1. How did you find practicing on the keyboard?
It was frustrating because the keyboard couldn’t respond with the variety of sound a piano does. I worked hard, but the keyboard just didn’t measure up to what a piano could do. I also had trouble playing a real piano because my keyboard was not full-size, so I never knew where middle C was.
2. How long did you do lessons on a keyboard before you quit?
A few months.
3. Now that you have a piano, how do you compare the two?
I really like the piano. I want to play it, and I like practicing.
A few years later, my friend’s child is still enjoying piano lessons and practicing on her piano. She has even started to explore duets on her own with her sibling who plays the violin. This all began when the piano became a part of their home.
If you are looking to get started with piano lessons and want music in your home, invest in a piano. Your child will progress more quickly and is more likely to continue long-term with lessons than if they only had an electronic keyboard.
For tips on buying a piano, click here. For ideas on where you can find pianos in the community to practice on, click here.

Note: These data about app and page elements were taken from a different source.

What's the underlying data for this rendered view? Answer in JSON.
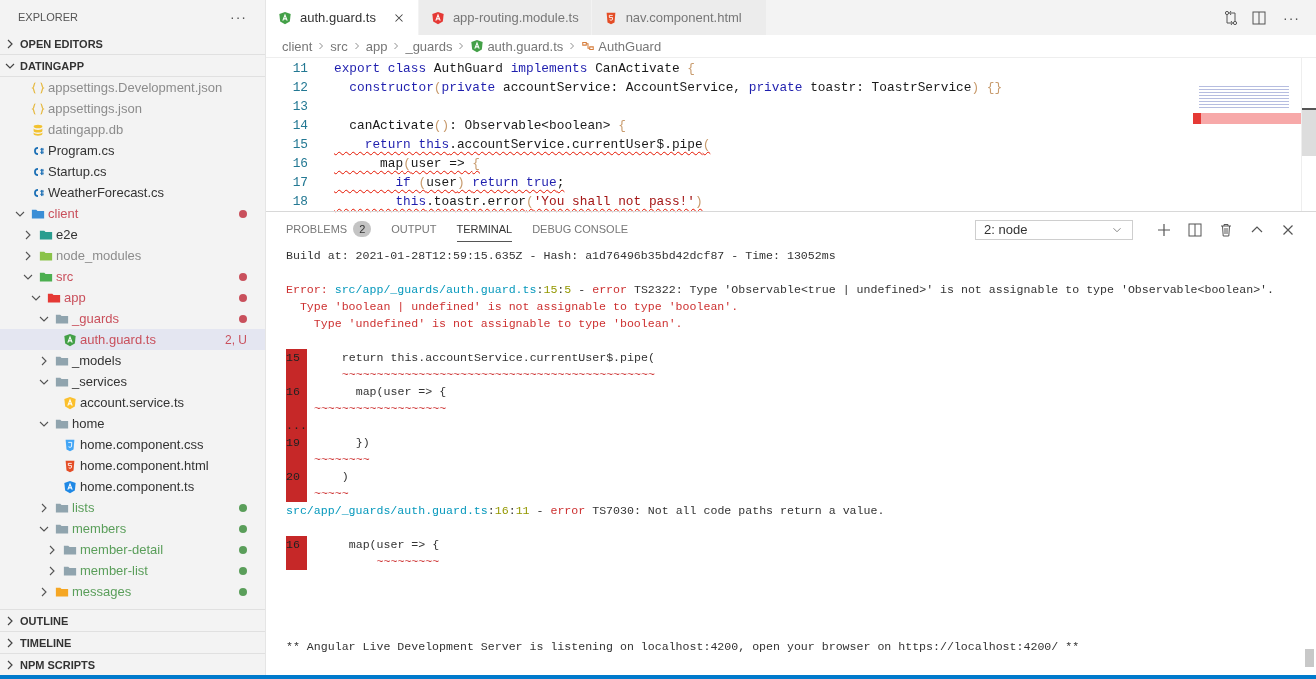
{
  "sidebar": {
    "title": "EXPLORER",
    "more": "···",
    "sections_top": [
      {
        "label": "OPEN EDITORS",
        "expanded": false
      },
      {
        "label": "DATINGAPP",
        "expanded": true
      }
    ],
    "tree": [
      {
        "name": "appsettings.Development.json",
        "kind": "json",
        "dimmed": true,
        "selected": false
      },
      {
        "name": "appsettings.json",
        "kind": "json",
        "dimmed": true,
        "selected": false
      },
      {
        "name": "datingapp.db",
        "kind": "db",
        "dimmed": true,
        "selected": false
      },
      {
        "name": "Program.cs",
        "kind": "csharp",
        "selected": false
      },
      {
        "name": "Startup.cs",
        "kind": "csharp",
        "selected": false
      },
      {
        "name": "WeatherForecast.cs",
        "kind": "csharp",
        "selected": false
      },
      {
        "name": "client",
        "kind": "folder-client",
        "expanded": true,
        "color": "#c9505c",
        "dot": true,
        "selected": false,
        "children": [
          {
            "name": "e2e",
            "kind": "folder-e2e",
            "expanded": false,
            "selected": false
          },
          {
            "name": "node_modules",
            "kind": "folder-node",
            "expanded": false,
            "dimmed": true,
            "selected": false
          },
          {
            "name": "src",
            "kind": "folder-src",
            "expanded": true,
            "color": "#c9505c",
            "dot": true,
            "selected": false,
            "children": [
              {
                "name": "app",
                "kind": "folder-app",
                "expanded": true,
                "color": "#c9505c",
                "dot": true,
                "selected": false,
                "children": [
                  {
                    "name": "_guards",
                    "kind": "folder",
                    "expanded": true,
                    "color": "#c9505c",
                    "dot": true,
                    "selected": false,
                    "children": [
                      {
                        "name": "auth.guard.ts",
                        "kind": "ng-guard",
                        "color": "#c9505c",
                        "badge": "2, U",
                        "selected": true
                      }
                    ]
                  },
                  {
                    "name": "_models",
                    "kind": "folder",
                    "expanded": false,
                    "selected": false
                  },
                  {
                    "name": "_services",
                    "kind": "folder",
                    "expanded": true,
                    "selected": false,
                    "children": [
                      {
                        "name": "account.service.ts",
                        "kind": "ng-service",
                        "selected": false
                      }
                    ]
                  },
                  {
                    "name": "home",
                    "kind": "folder",
                    "expanded": true,
                    "selected": false,
                    "children": [
                      {
                        "name": "home.component.css",
                        "kind": "css",
                        "selected": false
                      },
                      {
                        "name": "home.component.html",
                        "kind": "html",
                        "selected": false
                      },
                      {
                        "name": "home.component.ts",
                        "kind": "ng-component",
                        "selected": false
                      }
                    ]
                  },
                  {
                    "name": "lists",
                    "kind": "folder",
                    "expanded": false,
                    "color": "#5a9e5a",
                    "dot": true,
                    "selected": false
                  },
                  {
                    "name": "members",
                    "kind": "folder",
                    "expanded": true,
                    "color": "#5a9e5a",
                    "dot": true,
                    "selected": false,
                    "children": [
                      {
                        "name": "member-detail",
                        "kind": "folder",
                        "expanded": false,
                        "color": "#5a9e5a",
                        "dot": true,
                        "selected": false
                      },
                      {
                        "name": "member-list",
                        "kind": "folder",
                        "expanded": false,
                        "color": "#5a9e5a",
                        "dot": true,
                        "selected": false
                      }
                    ]
                  },
                  {
                    "name": "messages",
                    "kind": "folder-messages",
                    "expanded": false,
                    "color": "#5a9e5a",
                    "dot": true,
                    "selected": false
                  }
                ]
              }
            ]
          }
        ]
      }
    ],
    "sections_bottom": [
      {
        "label": "OUTLINE",
        "expanded": false
      },
      {
        "label": "TIMELINE",
        "expanded": false
      },
      {
        "label": "NPM SCRIPTS",
        "expanded": false
      }
    ]
  },
  "tabs": [
    {
      "label": "auth.guard.ts",
      "kind": "ng-guard",
      "selected": true
    },
    {
      "label": "app-routing.module.ts",
      "kind": "ng-routing",
      "selected": false
    },
    {
      "label": "nav.component.html",
      "kind": "html",
      "selected": false
    }
  ],
  "editor_actions": {
    "more": "···"
  },
  "breadcrumbs": [
    {
      "label": "client"
    },
    {
      "label": "src"
    },
    {
      "label": "app"
    },
    {
      "label": "_guards"
    },
    {
      "label": "auth.guard.ts",
      "kind": "ng-guard"
    },
    {
      "label": "AuthGuard",
      "kind": "class"
    }
  ],
  "code": [
    {
      "number": "11",
      "tokens": [
        {
          "text": "export class ",
          "kind": "keyword"
        },
        {
          "text": "AuthGuard ",
          "kind": "plain"
        },
        {
          "text": "implements ",
          "kind": "keyword"
        },
        {
          "text": "CanActivate ",
          "kind": "plain"
        },
        {
          "text": "{",
          "kind": "bracket"
        }
      ]
    },
    {
      "number": "12",
      "tokens": [
        {
          "text": "  constructor",
          "kind": "keyword"
        },
        {
          "text": "(",
          "kind": "bracket"
        },
        {
          "text": "private ",
          "kind": "keyword"
        },
        {
          "text": "accountService: AccountService, ",
          "kind": "plain"
        },
        {
          "text": "private ",
          "kind": "keyword"
        },
        {
          "text": "toastr: ToastrService",
          "kind": "plain"
        },
        {
          "text": ") {}",
          "kind": "bracket"
        }
      ]
    },
    {
      "number": "13"
    },
    {
      "number": "14",
      "tokens": [
        {
          "text": "  canActivate",
          "kind": "plain"
        },
        {
          "text": "()",
          "kind": "bracket"
        },
        {
          "text": ": Observable<boolean> ",
          "kind": "plain"
        },
        {
          "text": "{",
          "kind": "bracket"
        }
      ]
    },
    {
      "number": "15",
      "squiggle": true,
      "tokens": [
        {
          "text": "    return this",
          "kind": "keyword"
        },
        {
          "text": ".accountService.currentUser$.pipe",
          "kind": "plain"
        },
        {
          "text": "(",
          "kind": "bracket"
        }
      ]
    },
    {
      "number": "16",
      "squiggle": true,
      "tokens": [
        {
          "text": "      map",
          "kind": "plain"
        },
        {
          "text": "(",
          "kind": "bracket"
        },
        {
          "text": "user => ",
          "kind": "plain"
        },
        {
          "text": "{",
          "kind": "bracket"
        }
      ]
    },
    {
      "number": "17",
      "squiggle": true,
      "tokens": [
        {
          "text": "        if ",
          "kind": "keyword"
        },
        {
          "text": "(",
          "kind": "bracket"
        },
        {
          "text": "user",
          "kind": "plain"
        },
        {
          "text": ") ",
          "kind": "bracket"
        },
        {
          "text": "return true",
          "kind": "keyword"
        },
        {
          "text": ";",
          "kind": "plain"
        }
      ]
    },
    {
      "number": "18",
      "squiggle": true,
      "tokens": [
        {
          "text": "        this",
          "kind": "keyword"
        },
        {
          "text": ".toastr.error",
          "kind": "plain"
        },
        {
          "text": "(",
          "kind": "bracket"
        },
        {
          "text": "'You shall not pass!'",
          "kind": "string"
        },
        {
          "text": ")",
          "kind": "bracket"
        }
      ]
    }
  ],
  "panel": {
    "tabs": [
      {
        "label": "PROBLEMS",
        "badge": "2",
        "selected": false
      },
      {
        "label": "OUTPUT",
        "selected": false
      },
      {
        "label": "TERMINAL",
        "selected": true
      },
      {
        "label": "DEBUG CONSOLE",
        "selected": false
      }
    ],
    "terminal_select": "2: node",
    "lines": [
      {
        "kind": "text",
        "segments": [
          {
            "text": "Build at: 2021-01-28T12:59:15.635Z - Hash: a1d76496b35bd42dcf87 - Time: 13052ms",
            "kind": "plain"
          }
        ]
      },
      {
        "kind": "blank"
      },
      {
        "kind": "text",
        "segments": [
          {
            "text": "Error: ",
            "kind": "error"
          },
          {
            "text": "src/app/_guards/auth.guard.ts",
            "kind": "path"
          },
          {
            "text": ":",
            "kind": "plain"
          },
          {
            "text": "15",
            "kind": "number"
          },
          {
            "text": ":",
            "kind": "plain"
          },
          {
            "text": "5",
            "kind": "number"
          },
          {
            "text": " - ",
            "kind": "plain"
          },
          {
            "text": "error",
            "kind": "error"
          },
          {
            "text": " TS2322: Type 'Observable<true | undefined>' is not assignable to type 'Observable<boolean>'.",
            "kind": "plain"
          }
        ]
      },
      {
        "kind": "text",
        "segments": [
          {
            "text": "  Type 'boolean | undefined' is not assignable to type 'boolean'.",
            "kind": "error"
          }
        ]
      },
      {
        "kind": "text",
        "segments": [
          {
            "text": "    Type 'undefined' is not assignable to type 'boolean'.",
            "kind": "error"
          }
        ]
      },
      {
        "kind": "blank"
      },
      {
        "kind": "snippet",
        "number": "15",
        "segments": [
          {
            "text": "     return this.accountService.currentUser$.pipe(",
            "kind": "plain"
          }
        ]
      },
      {
        "kind": "snippet",
        "segments": [
          {
            "text": "     ~~~~~~~~~~~~~~~~~~~~~~~~~~~~~~~~~~~~~~~~~~~~~",
            "kind": "error"
          }
        ]
      },
      {
        "kind": "snippet",
        "number": "16",
        "segments": [
          {
            "text": "       map(user => {",
            "kind": "plain"
          }
        ]
      },
      {
        "kind": "snippet",
        "segments": [
          {
            "text": " ~~~~~~~~~~~~~~~~~~~",
            "kind": "error"
          }
        ]
      },
      {
        "kind": "snippet",
        "number": "..."
      },
      {
        "kind": "snippet",
        "number": "19",
        "segments": [
          {
            "text": "       })",
            "kind": "plain"
          }
        ]
      },
      {
        "kind": "snippet",
        "segments": [
          {
            "text": " ~~~~~~~~",
            "kind": "error"
          }
        ]
      },
      {
        "kind": "snippet",
        "number": "20",
        "segments": [
          {
            "text": "     )",
            "kind": "plain"
          }
        ]
      },
      {
        "kind": "snippet",
        "segments": [
          {
            "text": " ~~~~~",
            "kind": "error"
          }
        ]
      },
      {
        "kind": "text",
        "segments": [
          {
            "text": "src/app/_guards/auth.guard.ts",
            "kind": "path"
          },
          {
            "text": ":",
            "kind": "plain"
          },
          {
            "text": "16",
            "kind": "number"
          },
          {
            "text": ":",
            "kind": "plain"
          },
          {
            "text": "11",
            "kind": "number"
          },
          {
            "text": " - ",
            "kind": "plain"
          },
          {
            "text": "error",
            "kind": "error"
          },
          {
            "text": " TS7030: Not all code paths return a value.",
            "kind": "plain"
          }
        ]
      },
      {
        "kind": "blank"
      },
      {
        "kind": "snippet",
        "number": "16",
        "segments": [
          {
            "text": "      map(user => {",
            "kind": "plain"
          }
        ]
      },
      {
        "kind": "snippet",
        "segments": [
          {
            "text": "          ~~~~~~~~~",
            "kind": "error"
          }
        ]
      },
      {
        "kind": "blank"
      },
      {
        "kind": "blank"
      },
      {
        "kind": "blank"
      },
      {
        "kind": "blank"
      },
      {
        "kind": "text",
        "segments": [
          {
            "text": "** Angular Live Development Server is listening on localhost:4200, open your browser on https://localhost:4200/ **",
            "kind": "plain"
          }
        ]
      }
    ]
  }
}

If you would like further assistance, please give us a call at 360-527-9626. We are happy to help you find a piano.